[GIVEN ENTRIES]

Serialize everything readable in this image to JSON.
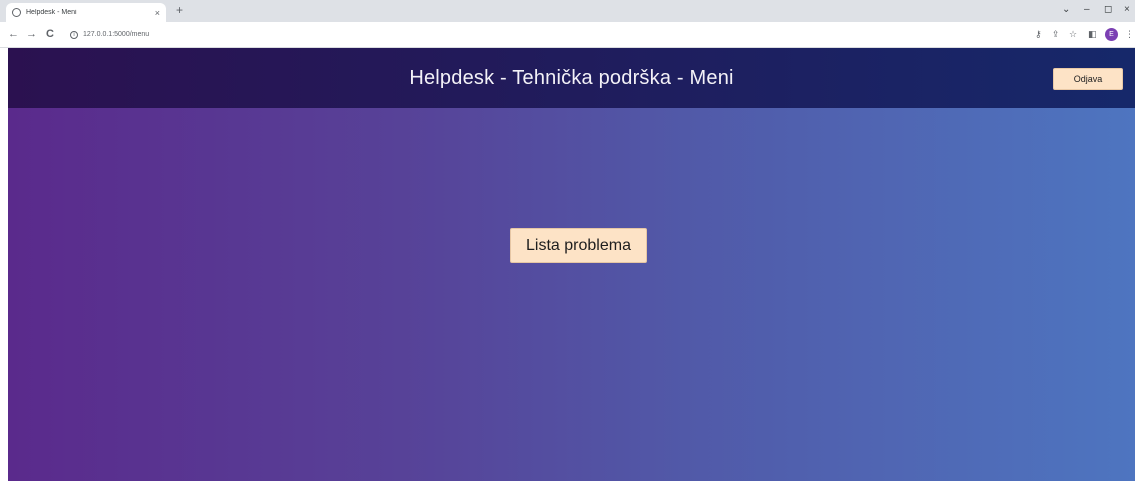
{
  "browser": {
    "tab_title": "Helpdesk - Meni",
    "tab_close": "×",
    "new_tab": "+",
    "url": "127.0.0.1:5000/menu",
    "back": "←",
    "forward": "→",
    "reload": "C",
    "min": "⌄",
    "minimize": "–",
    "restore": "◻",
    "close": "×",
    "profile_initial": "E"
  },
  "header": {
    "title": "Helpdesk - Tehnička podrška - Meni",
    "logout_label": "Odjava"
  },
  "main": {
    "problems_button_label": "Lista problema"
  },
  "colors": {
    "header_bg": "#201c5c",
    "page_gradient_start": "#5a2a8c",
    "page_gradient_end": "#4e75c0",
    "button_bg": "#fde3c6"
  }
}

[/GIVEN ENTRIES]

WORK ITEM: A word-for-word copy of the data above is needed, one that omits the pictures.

OUTPUT OF THE EXERCISE:
Serialize everything readable in this image to JSON.
{
  "browser": {
    "tab_title": "Helpdesk - Meni",
    "tab_close": "×",
    "new_tab": "+",
    "url": "127.0.0.1:5000/menu",
    "back": "←",
    "forward": "→",
    "reload": "C",
    "min": "⌄",
    "minimize": "–",
    "restore": "◻",
    "close": "×",
    "profile_initial": "E"
  },
  "header": {
    "title": "Helpdesk - Tehnička podrška - Meni",
    "logout_label": "Odjava"
  },
  "main": {
    "problems_button_label": "Lista problema"
  },
  "colors": {
    "header_bg": "#201c5c",
    "page_gradient_start": "#5a2a8c",
    "page_gradient_end": "#4e75c0",
    "button_bg": "#fde3c6"
  }
}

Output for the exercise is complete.